GIVEN DATA:
--------------------

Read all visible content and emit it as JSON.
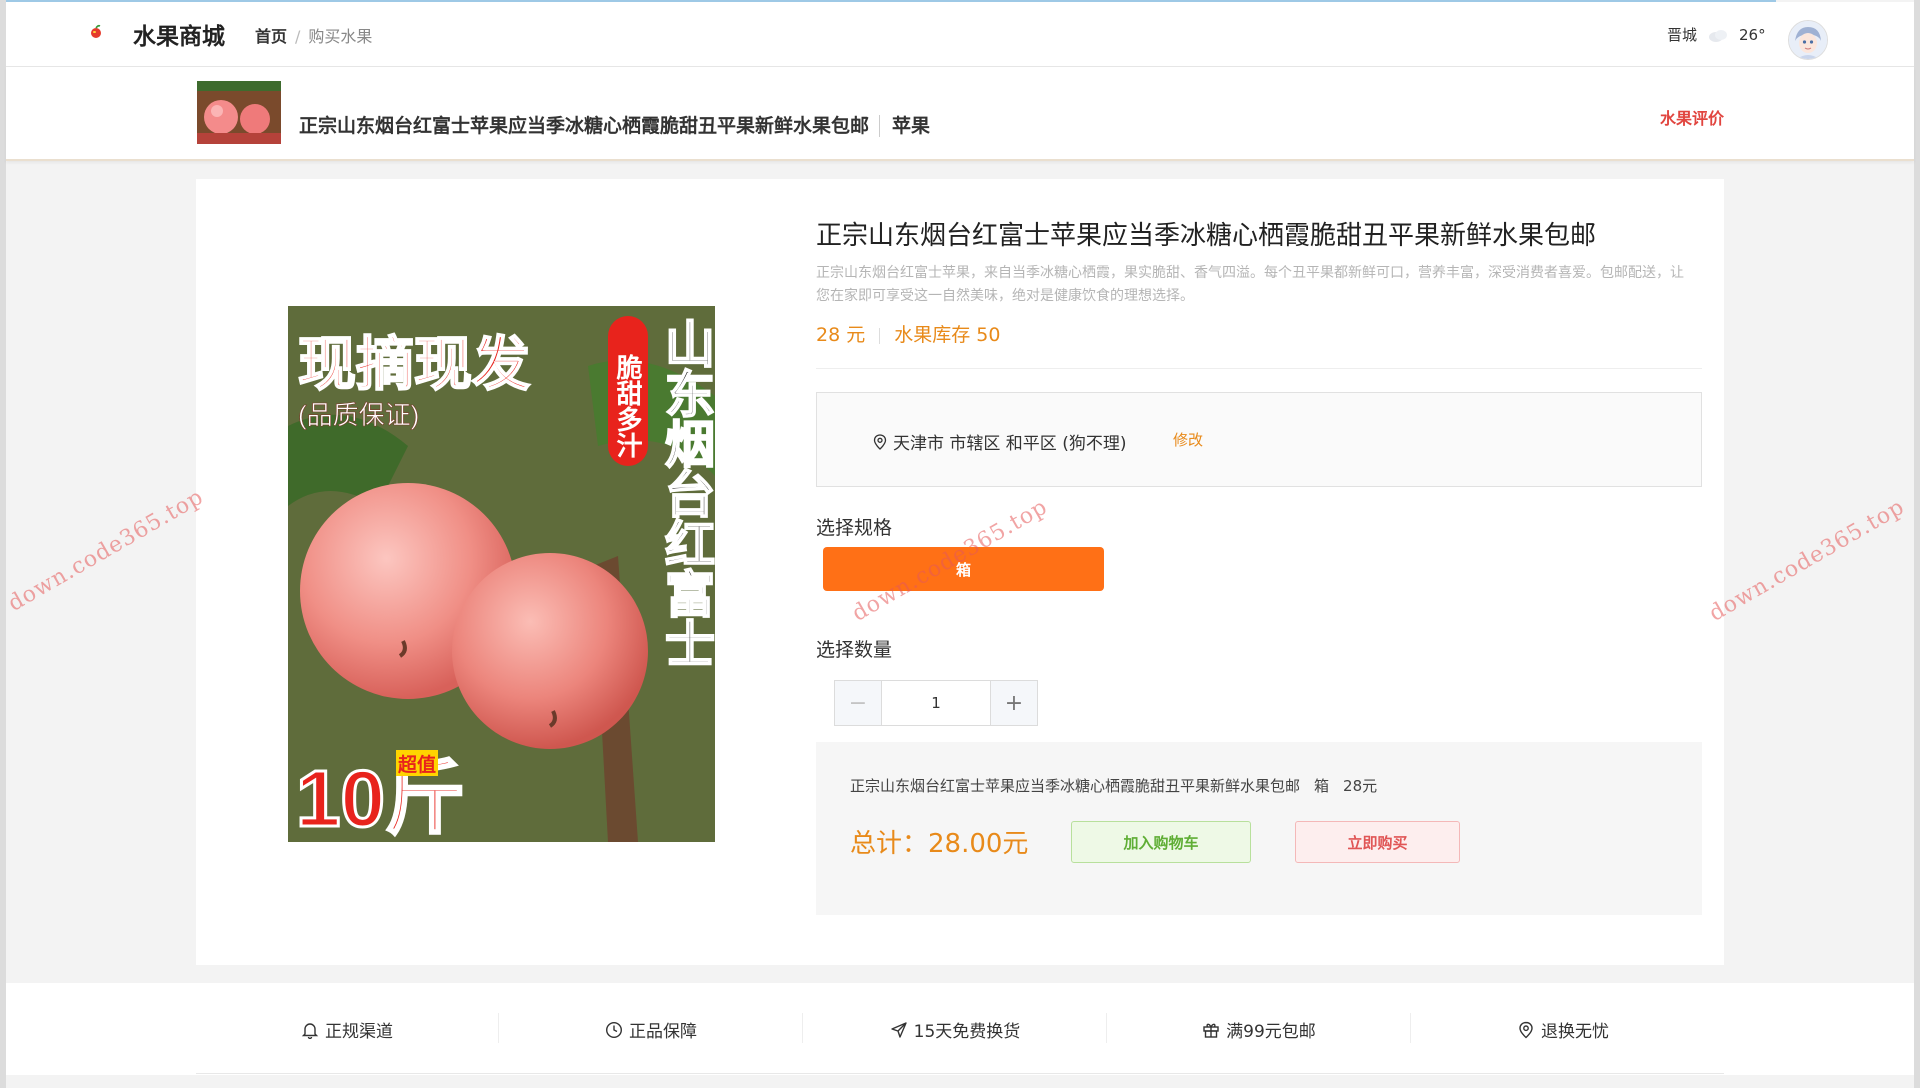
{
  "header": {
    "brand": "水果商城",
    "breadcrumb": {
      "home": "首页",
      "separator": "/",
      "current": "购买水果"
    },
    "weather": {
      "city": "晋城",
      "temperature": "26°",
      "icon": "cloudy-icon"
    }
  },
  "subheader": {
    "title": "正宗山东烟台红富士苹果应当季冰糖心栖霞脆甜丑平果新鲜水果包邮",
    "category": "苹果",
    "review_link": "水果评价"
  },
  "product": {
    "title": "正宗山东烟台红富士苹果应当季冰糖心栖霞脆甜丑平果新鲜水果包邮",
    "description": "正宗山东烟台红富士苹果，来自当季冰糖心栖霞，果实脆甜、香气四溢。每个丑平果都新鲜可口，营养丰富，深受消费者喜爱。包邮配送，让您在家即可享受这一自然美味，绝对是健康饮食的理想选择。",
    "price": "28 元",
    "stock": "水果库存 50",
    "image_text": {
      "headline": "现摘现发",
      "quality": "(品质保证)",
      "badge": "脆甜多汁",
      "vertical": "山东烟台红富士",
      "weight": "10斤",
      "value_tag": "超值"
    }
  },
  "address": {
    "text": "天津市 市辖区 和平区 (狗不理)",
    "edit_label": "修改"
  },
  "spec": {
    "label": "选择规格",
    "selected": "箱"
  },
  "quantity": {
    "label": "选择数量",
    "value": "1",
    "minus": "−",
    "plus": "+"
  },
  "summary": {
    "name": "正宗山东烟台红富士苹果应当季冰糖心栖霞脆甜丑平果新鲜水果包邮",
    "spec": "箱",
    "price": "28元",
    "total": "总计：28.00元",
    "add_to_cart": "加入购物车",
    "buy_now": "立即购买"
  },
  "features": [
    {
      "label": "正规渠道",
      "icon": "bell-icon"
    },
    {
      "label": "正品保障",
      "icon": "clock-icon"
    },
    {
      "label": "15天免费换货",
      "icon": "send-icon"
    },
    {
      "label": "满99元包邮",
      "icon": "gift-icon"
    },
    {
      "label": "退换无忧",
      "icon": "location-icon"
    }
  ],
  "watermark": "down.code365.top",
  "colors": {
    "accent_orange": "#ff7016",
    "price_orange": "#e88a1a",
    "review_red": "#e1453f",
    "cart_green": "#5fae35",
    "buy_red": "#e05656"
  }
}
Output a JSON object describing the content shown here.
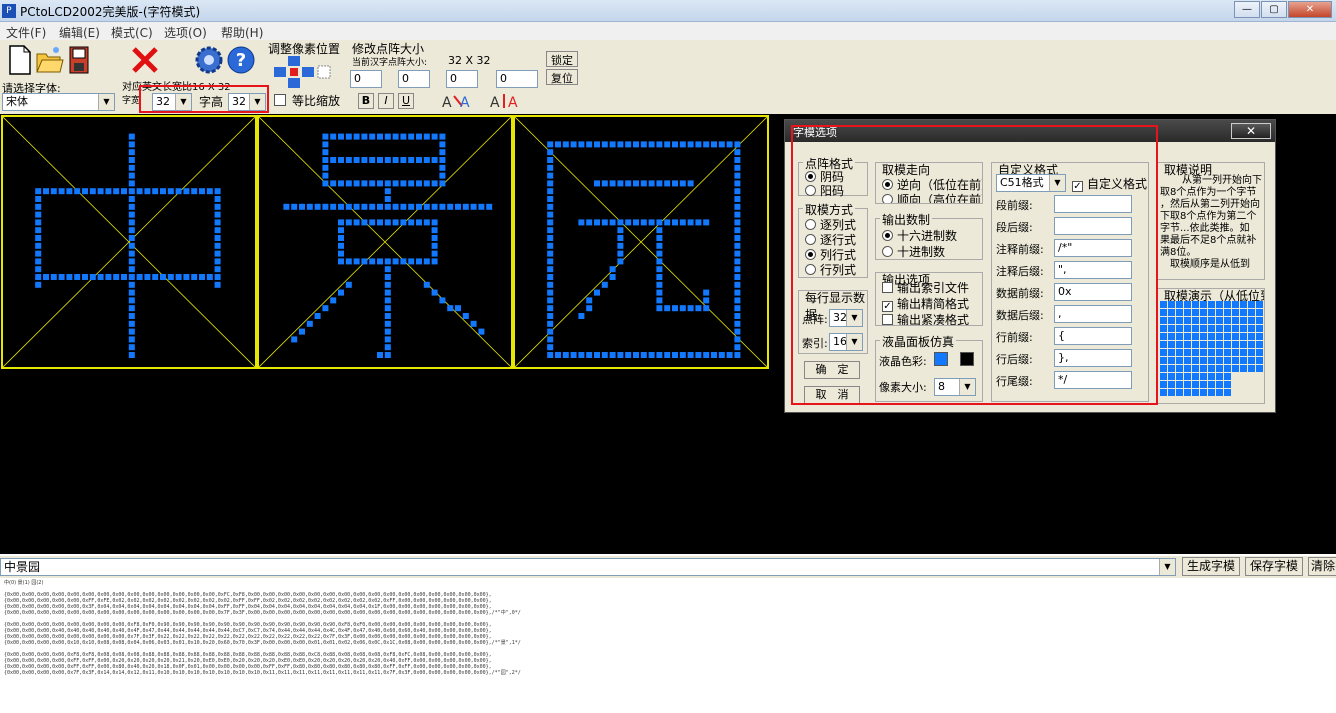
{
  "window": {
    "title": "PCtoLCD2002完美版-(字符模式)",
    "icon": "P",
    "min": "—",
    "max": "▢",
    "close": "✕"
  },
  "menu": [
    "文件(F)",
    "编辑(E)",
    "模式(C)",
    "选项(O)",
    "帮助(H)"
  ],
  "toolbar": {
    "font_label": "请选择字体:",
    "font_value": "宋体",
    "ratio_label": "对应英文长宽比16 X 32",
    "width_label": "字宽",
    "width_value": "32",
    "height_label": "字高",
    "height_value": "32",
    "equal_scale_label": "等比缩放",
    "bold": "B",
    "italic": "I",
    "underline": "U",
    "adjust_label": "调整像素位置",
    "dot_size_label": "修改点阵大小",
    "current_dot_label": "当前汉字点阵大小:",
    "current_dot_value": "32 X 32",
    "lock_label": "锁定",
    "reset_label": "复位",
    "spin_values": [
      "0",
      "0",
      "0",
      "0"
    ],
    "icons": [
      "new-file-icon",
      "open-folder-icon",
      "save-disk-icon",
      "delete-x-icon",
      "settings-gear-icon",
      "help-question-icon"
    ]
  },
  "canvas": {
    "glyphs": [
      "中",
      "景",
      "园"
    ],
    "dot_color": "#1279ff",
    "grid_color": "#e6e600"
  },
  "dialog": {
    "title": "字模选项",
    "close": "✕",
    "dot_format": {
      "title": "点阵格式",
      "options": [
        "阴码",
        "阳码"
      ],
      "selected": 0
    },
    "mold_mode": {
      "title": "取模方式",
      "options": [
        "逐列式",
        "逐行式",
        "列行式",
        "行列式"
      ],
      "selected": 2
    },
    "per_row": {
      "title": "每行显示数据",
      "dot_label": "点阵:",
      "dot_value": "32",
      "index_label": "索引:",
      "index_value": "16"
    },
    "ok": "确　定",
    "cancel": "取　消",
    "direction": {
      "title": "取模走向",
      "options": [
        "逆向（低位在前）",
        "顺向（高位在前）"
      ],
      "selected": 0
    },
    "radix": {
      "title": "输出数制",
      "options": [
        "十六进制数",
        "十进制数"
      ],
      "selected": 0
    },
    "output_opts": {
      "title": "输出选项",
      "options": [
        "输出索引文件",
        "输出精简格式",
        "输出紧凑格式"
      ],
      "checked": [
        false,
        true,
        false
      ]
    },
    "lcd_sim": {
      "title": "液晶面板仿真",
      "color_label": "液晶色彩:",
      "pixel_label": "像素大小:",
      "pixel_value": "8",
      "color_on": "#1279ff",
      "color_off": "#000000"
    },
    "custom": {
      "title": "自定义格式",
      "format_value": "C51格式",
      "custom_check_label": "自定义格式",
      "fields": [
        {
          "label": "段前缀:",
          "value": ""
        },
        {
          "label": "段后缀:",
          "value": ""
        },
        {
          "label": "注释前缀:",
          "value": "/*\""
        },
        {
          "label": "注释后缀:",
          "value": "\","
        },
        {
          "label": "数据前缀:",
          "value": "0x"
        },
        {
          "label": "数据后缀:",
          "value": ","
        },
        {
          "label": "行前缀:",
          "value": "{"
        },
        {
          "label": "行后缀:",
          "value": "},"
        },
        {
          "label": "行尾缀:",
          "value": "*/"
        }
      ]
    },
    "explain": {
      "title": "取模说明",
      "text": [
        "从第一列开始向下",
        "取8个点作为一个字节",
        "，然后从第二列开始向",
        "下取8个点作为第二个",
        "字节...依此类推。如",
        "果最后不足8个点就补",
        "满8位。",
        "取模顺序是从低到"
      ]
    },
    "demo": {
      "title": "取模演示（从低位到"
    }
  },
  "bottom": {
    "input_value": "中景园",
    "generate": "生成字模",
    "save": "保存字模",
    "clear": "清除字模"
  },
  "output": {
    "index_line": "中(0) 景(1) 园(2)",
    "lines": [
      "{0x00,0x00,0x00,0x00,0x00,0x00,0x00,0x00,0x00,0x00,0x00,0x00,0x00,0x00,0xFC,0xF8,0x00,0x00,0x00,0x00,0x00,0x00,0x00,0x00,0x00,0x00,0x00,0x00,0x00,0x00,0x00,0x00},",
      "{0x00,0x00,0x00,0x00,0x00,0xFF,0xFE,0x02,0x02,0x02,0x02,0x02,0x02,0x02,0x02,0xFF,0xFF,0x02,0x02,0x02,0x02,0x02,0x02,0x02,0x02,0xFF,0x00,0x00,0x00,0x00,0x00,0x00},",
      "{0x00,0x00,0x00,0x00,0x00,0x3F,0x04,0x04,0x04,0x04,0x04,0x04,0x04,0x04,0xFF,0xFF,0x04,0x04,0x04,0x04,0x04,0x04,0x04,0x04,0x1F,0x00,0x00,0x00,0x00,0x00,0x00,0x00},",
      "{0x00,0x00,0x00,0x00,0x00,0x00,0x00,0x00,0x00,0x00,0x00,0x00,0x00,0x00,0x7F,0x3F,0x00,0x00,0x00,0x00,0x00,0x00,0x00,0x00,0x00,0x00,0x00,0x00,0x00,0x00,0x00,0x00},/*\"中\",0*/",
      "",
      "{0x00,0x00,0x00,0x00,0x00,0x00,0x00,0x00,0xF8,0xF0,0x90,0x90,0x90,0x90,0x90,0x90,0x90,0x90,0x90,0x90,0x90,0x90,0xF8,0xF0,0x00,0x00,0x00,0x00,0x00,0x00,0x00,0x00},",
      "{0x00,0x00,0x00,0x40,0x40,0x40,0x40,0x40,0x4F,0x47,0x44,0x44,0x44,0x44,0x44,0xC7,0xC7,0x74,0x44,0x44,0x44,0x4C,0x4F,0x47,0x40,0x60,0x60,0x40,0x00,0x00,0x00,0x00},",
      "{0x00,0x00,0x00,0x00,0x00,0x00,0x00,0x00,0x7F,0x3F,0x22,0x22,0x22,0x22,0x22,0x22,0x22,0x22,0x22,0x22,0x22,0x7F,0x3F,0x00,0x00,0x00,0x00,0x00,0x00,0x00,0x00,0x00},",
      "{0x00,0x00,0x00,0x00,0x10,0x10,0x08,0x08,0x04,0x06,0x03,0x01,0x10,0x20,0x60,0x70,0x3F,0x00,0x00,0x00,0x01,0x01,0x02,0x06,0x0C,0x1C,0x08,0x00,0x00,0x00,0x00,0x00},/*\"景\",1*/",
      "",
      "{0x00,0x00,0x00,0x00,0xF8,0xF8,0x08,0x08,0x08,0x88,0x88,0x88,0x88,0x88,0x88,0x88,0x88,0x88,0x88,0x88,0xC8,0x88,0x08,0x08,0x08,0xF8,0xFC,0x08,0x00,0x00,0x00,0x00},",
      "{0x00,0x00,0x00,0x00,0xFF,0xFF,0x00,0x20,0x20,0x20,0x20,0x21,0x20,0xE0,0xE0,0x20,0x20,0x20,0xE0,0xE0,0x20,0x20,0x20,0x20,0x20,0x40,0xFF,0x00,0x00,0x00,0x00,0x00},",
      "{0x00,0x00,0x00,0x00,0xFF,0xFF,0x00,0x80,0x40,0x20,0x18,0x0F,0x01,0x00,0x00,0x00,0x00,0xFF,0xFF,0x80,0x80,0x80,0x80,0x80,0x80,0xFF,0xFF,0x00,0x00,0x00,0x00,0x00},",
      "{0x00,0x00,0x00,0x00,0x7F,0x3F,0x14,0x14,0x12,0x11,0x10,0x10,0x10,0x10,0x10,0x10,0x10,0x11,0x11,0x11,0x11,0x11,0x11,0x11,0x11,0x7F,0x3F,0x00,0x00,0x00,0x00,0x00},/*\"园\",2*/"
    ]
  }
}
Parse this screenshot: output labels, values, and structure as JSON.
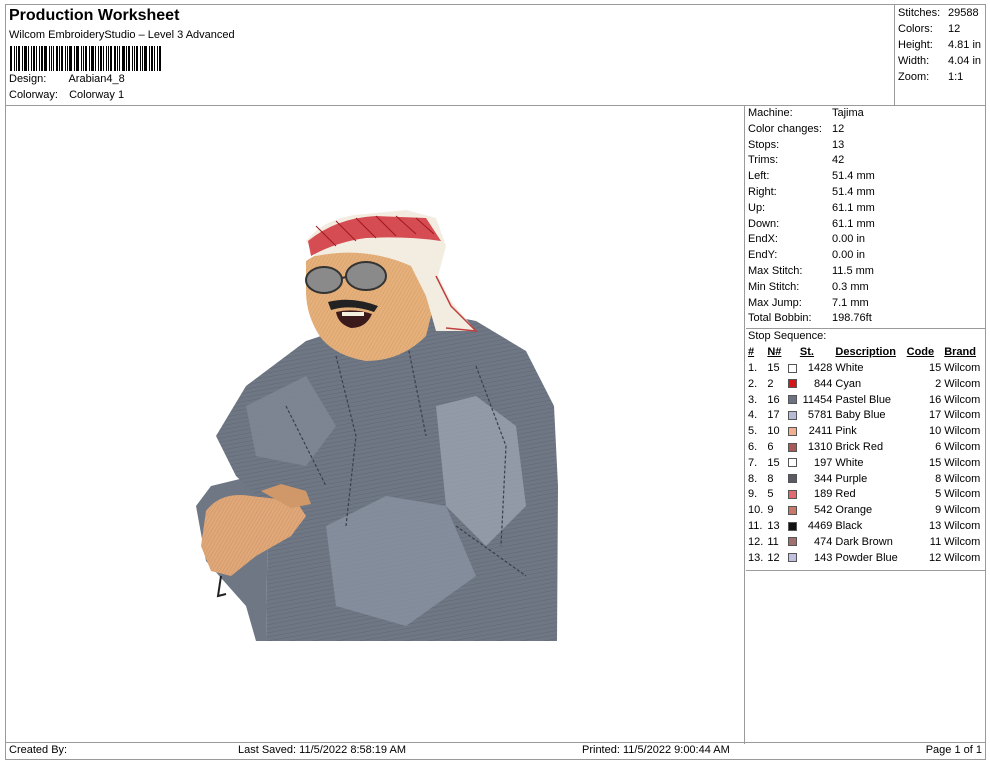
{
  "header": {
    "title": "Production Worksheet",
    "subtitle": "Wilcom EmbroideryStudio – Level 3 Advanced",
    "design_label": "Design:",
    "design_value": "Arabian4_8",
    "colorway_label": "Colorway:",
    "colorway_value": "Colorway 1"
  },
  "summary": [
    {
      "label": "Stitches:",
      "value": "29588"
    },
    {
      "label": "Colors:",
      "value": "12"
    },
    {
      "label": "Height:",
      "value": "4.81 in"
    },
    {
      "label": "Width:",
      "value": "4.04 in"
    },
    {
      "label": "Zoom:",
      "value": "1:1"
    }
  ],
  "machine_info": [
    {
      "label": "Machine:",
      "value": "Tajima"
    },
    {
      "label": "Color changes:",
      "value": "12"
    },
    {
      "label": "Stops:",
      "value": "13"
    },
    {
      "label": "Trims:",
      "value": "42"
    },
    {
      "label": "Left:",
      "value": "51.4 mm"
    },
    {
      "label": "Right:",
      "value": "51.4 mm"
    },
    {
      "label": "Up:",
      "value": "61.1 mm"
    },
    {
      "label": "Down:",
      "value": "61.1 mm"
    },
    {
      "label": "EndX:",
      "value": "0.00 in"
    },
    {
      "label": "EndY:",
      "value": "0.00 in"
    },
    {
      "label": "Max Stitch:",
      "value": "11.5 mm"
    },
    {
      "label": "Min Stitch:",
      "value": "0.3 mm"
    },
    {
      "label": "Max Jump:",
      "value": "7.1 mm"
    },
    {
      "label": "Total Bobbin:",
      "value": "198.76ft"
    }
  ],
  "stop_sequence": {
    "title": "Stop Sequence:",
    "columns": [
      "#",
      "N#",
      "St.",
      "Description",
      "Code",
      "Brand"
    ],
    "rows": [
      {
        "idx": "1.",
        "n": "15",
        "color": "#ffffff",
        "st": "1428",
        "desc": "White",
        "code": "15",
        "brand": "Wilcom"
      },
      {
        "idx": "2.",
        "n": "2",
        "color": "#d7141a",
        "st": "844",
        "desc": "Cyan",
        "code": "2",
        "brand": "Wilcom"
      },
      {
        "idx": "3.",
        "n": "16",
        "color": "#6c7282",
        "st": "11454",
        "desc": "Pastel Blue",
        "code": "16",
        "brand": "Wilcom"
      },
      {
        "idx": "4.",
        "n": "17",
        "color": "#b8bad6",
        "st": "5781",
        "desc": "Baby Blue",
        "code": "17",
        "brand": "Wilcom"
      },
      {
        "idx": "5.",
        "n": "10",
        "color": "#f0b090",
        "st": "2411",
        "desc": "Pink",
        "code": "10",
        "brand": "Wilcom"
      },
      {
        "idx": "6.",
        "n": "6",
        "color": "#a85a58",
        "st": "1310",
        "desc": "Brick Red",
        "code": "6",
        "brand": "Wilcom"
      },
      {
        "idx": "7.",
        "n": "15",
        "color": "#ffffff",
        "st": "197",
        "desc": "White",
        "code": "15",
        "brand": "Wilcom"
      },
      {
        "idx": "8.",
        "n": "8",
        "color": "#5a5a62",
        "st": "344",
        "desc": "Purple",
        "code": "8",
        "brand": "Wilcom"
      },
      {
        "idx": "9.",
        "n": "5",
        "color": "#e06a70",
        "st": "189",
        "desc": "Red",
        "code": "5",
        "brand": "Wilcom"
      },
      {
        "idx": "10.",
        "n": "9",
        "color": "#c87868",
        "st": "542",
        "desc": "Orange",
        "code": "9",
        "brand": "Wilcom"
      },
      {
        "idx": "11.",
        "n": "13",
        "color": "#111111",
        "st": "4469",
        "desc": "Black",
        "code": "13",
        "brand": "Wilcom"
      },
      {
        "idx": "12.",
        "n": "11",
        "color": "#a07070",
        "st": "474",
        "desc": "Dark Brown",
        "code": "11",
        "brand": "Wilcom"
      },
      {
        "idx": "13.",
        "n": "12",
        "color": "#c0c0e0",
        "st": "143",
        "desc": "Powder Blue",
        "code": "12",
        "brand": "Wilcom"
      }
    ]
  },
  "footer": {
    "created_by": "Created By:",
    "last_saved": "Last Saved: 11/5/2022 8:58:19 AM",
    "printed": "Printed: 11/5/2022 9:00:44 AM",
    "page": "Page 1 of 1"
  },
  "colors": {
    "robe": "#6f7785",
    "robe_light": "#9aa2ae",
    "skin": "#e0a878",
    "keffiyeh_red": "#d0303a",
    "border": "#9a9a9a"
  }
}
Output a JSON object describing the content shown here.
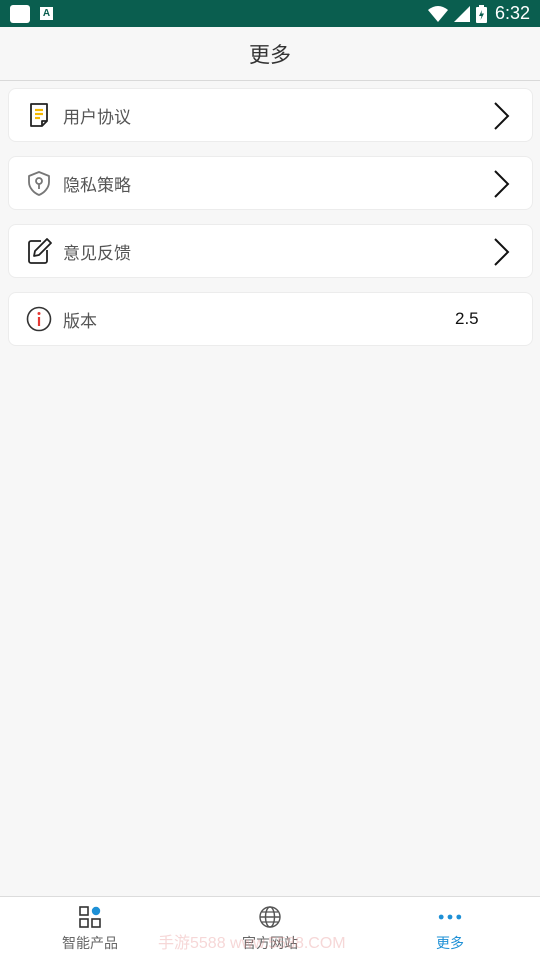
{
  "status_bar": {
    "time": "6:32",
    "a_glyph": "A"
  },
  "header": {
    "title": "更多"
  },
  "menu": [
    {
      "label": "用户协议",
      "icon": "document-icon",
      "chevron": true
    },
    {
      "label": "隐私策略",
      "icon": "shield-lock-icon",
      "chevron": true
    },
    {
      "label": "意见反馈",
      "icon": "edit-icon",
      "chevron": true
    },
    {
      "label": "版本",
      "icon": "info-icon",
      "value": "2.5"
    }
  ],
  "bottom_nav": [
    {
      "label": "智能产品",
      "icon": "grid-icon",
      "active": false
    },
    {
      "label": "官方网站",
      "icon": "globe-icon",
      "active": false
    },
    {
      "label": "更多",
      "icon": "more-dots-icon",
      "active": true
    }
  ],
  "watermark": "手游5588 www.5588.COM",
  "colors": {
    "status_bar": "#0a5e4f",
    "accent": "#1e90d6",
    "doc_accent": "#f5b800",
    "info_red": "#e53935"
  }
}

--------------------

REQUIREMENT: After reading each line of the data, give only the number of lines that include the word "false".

ANSWER TO THE PROBLEM: 4